It’s that time of year again, the time for New Year’s resolutions. Goals are set to eat healthier and go to the gym, and January is spent passionately trying to achieve these goals. But as the year goes by and the excitement fades, the gym is suddenly less crowded and resolutions disappear.
This year, don’t let your resolutions fade. Set positive intentions for your health and take time to realize what you can do to achieve your goals. Although failure is always possible, your resolutions don’t have to restart yearly. Don’t push your intentions off until 2018. Throughout 2017, you can try and try again until you reach them.
According to the American Heart Association and American Stroke Association, more than 78 million adults are obese in the United States. Obesity can put you at a higher risk for health problems such as heart disease, stroke, high blood pressure, diabetes, and more.
This year, why not make your health a priority? Even losing a few pounds can provide you with cardiovascular benefits. Every little step you make is a step in the right direction and a step towards a healthier lifestyle. The American Heart Association and American Stroke Association offers these first steps toward your weight loss journey:

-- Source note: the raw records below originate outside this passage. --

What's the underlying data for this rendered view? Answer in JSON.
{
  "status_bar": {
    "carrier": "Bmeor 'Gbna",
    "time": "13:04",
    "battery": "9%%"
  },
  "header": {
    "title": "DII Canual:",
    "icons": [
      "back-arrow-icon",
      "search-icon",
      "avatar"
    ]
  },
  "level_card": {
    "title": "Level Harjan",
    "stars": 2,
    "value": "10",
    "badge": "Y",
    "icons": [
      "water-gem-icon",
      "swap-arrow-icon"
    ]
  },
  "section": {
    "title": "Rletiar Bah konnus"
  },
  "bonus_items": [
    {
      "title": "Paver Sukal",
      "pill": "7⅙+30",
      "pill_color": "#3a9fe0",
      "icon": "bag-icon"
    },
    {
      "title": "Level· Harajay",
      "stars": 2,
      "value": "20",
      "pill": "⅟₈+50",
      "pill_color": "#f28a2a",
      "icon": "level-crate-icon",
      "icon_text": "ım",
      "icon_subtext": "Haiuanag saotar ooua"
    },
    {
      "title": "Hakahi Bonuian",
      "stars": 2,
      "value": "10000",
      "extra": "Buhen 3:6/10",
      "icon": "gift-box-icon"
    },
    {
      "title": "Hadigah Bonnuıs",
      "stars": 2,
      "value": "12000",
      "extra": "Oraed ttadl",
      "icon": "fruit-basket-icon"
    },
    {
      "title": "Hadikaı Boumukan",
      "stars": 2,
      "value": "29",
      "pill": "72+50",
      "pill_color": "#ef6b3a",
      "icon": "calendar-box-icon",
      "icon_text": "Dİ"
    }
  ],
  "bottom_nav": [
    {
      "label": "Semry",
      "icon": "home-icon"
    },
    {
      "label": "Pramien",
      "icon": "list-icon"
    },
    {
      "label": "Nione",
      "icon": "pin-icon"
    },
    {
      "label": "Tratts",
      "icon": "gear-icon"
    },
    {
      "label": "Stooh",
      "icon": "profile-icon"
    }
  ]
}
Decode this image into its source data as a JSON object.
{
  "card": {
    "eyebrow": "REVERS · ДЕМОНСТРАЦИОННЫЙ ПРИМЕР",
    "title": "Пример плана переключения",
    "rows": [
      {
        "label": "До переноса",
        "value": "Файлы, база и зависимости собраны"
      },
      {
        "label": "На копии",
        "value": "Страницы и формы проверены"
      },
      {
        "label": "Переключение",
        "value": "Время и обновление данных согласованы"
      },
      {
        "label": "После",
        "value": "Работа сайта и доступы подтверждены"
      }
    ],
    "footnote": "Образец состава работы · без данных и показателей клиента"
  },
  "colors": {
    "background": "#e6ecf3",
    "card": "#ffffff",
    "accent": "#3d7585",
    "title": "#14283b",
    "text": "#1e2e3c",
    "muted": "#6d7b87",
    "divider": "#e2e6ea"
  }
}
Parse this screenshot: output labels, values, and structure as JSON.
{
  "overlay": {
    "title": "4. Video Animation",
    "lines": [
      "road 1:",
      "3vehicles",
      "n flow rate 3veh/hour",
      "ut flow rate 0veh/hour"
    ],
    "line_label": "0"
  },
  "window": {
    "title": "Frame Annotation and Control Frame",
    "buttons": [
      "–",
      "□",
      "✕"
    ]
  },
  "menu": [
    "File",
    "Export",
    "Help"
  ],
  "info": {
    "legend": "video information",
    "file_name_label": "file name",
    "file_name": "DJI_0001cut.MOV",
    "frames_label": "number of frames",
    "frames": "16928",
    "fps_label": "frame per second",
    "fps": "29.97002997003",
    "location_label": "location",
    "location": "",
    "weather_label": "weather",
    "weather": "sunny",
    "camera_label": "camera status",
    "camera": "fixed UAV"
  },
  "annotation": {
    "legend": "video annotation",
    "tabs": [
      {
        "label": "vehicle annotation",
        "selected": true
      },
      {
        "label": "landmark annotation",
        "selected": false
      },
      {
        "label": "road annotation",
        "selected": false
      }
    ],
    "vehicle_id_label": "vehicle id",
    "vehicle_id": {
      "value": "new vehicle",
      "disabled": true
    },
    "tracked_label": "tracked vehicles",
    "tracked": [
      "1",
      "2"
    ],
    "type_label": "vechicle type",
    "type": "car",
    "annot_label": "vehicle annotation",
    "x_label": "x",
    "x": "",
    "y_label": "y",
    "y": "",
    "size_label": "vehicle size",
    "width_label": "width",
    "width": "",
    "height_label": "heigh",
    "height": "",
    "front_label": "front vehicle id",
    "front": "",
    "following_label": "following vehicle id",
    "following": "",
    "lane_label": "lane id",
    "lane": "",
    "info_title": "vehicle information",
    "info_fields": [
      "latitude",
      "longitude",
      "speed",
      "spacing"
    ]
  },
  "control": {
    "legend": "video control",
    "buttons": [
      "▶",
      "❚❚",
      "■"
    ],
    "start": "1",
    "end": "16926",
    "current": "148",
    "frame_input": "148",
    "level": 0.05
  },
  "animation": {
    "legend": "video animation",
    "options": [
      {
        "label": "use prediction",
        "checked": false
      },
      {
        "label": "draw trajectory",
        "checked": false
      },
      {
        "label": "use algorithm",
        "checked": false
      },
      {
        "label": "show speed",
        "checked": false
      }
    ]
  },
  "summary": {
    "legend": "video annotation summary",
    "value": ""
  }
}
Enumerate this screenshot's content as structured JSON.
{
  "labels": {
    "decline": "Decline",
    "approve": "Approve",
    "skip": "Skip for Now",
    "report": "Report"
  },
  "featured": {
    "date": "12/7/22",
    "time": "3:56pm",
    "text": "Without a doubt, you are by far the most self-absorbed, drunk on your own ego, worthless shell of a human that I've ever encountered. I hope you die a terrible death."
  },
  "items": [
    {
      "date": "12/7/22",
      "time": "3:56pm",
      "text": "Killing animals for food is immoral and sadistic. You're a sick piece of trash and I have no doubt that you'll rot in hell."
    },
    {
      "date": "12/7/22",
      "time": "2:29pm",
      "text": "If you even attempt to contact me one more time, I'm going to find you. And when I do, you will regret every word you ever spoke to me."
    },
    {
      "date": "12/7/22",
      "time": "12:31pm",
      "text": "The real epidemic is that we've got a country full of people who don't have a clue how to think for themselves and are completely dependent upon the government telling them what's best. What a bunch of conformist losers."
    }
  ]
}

- Set realistic goals – Assess where you are today and set yourself up for success with short term goals that are actually achievable.
- Understand how much and why you eat – A food diary or tracking app can help you understand your food habits.
- Manage portion sizes – It’s easy to overeat when you are served too much food. Smaller portions can help prevent eating too much.
- Make smart substitutions to reduce sodium, saturated fat and added sugar – You don’t have to give up your favorite flavors, but smart substitutions can also cut your calories.
- Balance what you eat with physical activity – The American Heart Association and American Stroke Association recommends at least 30 minutes of moderate-intensity aerobic activity five days a week.
Do you know someone who has set a healthy lifestyle goal and went above and beyond to achieve it? The American Heart Association is now accepting nominations for the 2017 Lifestyle Change Award to celebrate individuals who have made a positive impact on their health. The Lifestyle Change Award honors someone who has made significant, positive changes in an effort to live longer and healthier lives. Nominations can be submitted by friends, co-workers or relatives. Finalists will be chosen by a panel of judges from the American Heart Association and fellow sponsors. A winner will be chosen from the nominations and recognized at a Heart Walk in New Jersey. For more information or to submit a nomination, call the American Heart Association and American Stroke Association office at 609.208.0020 or visit www.heart.org/newjersey.